18 10 2008

Depression is a thief.

Back up a step or two: Jon Katz blogs at Bedlam Farm, the last thing I read before turning off my computer at night, and I generally find his posts calming, and, perhaps, chastening in that just-so manner. I recommend him.

That said, I’ve been catching up on his archives, and just finished the December 2007 (and am into the Jan 2008) posts. Having read an advanced reader’s copy of his book Izzy & Lenore, I knew that he fell into a hole in this period—he refers to the ‘Black Dog’ of depression—so the posts were not unfamiliar. Still, he treats this Black Dog far more generously in these posts than he does in the book: whereas in the book he rasps to his (long-estranged/newly-reconciled) sister ‘I’m in real trouble here!’, in the posts he speaks of the redemptive power of pain, of what can be gained, of the connection between madness and creativity.

I cannot believe this. I used to, and it almost killed me.

Shit. It was probably too late to start this post, given how much there is to say. But I do at least want to note that, for some us, pain cannot be harnessed to redemption, nor can depression enable art. Believing so made it easy for me to feed my disorders, and made it even harder to leave them behind.

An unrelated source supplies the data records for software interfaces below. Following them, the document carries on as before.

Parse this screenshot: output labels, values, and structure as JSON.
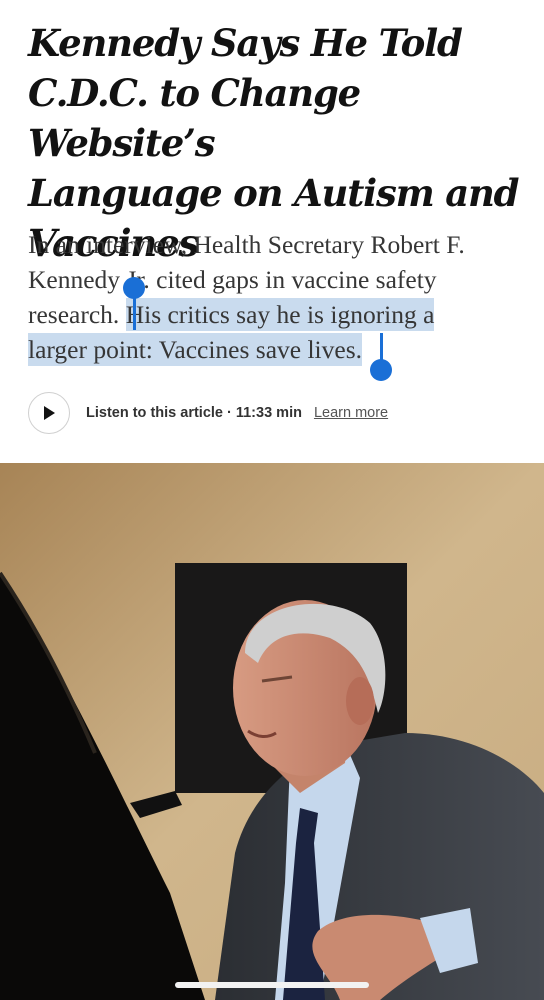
{
  "article": {
    "headline_lines": [
      "Kennedy Says He Told",
      "C.D.C. to Change Website’s",
      "Language on Autism and",
      "Vaccines"
    ],
    "summary_lines": [
      "In an interview, Health Secretary Robert F.",
      "Kennedy Jr. cited gaps in vaccine safety",
      "research.",
      "His critics say he is ignoring a",
      "larger point: Vaccines save lives."
    ]
  },
  "audio": {
    "play_icon": "play-icon",
    "listen_text": "Listen to this article · 11:33 min",
    "learn_more": "Learn more"
  },
  "colors": {
    "selection_highlight": "#c9dbee",
    "selection_handle": "#1a6fd6",
    "headline": "#121212",
    "summary": "#363636"
  },
  "photo": {
    "icon": "photo-image"
  }
}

Depression was the thief that stayed in my home, stole my things, dismantled the framing, smashed the foundations, and cooed that it was all for the best, that, really, I couldn’t live without it. I clung to this, trusting this hollowing out of my life far more than I trusted life itself. I didn’t just believe, I knew that depression would lead me to the only redemption possible for such a deracinated life. It was only a chance un-knowing which allowed me steal back my life.

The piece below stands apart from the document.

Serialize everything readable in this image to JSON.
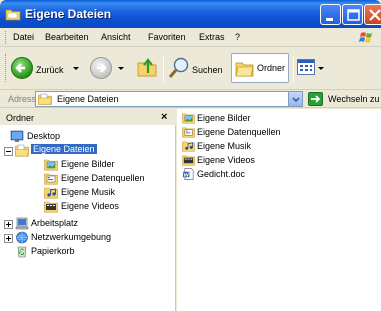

I’m glad Jon Katz made his way through his troubles, and if believing that there were some point to them helped him get through, I’m not about to criticize him. I simply cannot believe it.



One response

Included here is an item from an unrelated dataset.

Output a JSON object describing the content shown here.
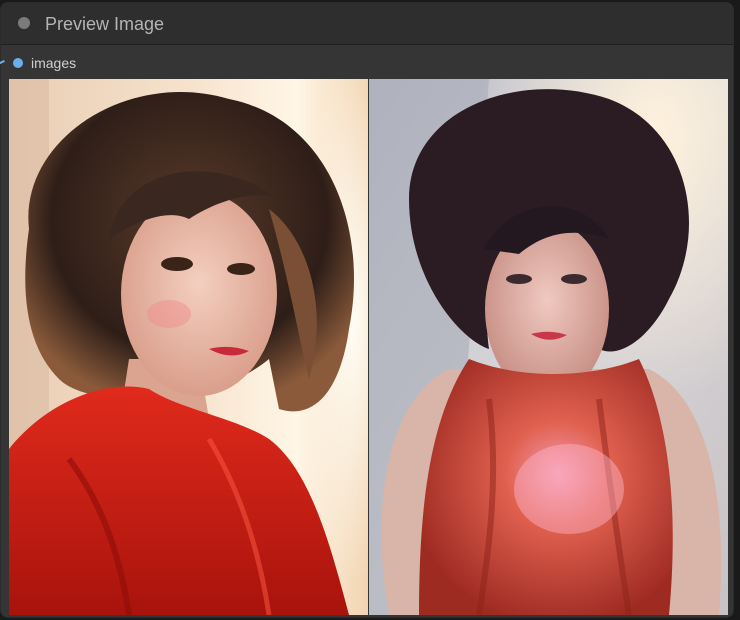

19 10 2008

I leaned on depression for a long time, always thinking that when I was “really ready,” it would just… go away somehow. And when it finally flared up into something I couldn’t deal with at all, I also almost died. That I managed to get through that has a lot to do with learning to live with pain, and that was a redemptive experience. It’s like a zen trick; it’s not that “suffering ennobles” or some bullshit like that. But, by accepting that the pain was there whether I wanted it or not, and there was nothing I could do about it and nothing redemptive about it, that’s how I set my feet back on the path to redemption. And how the pain finally started to recede.

That and Zoloft.

This probably doesn’t make sense. It’s hard to talk about this without sounding like, oh, I recommend a nervous breakdown for everyone! Not everybody comes through it. It’s mostly ugly and always messy. Depression sucks and there’s nothing good about it, except that maybe it lets you live and maybe you get to learn something. But there are no guarantees. Ever.

Leave a Reply

Fill in your details below or click an icon to log in: Logo

You are commenting using your account. Log Out /  Change )

Twitter picture

You are commenting using your Twitter account. Log Out /  Change )

Facebook photo

You are commenting using your Facebook account. Log Out /  Change )

Connecting to %s

This site uses Akismet to reduce spam. Learn how your comment data is processed.

%d bloggers like this: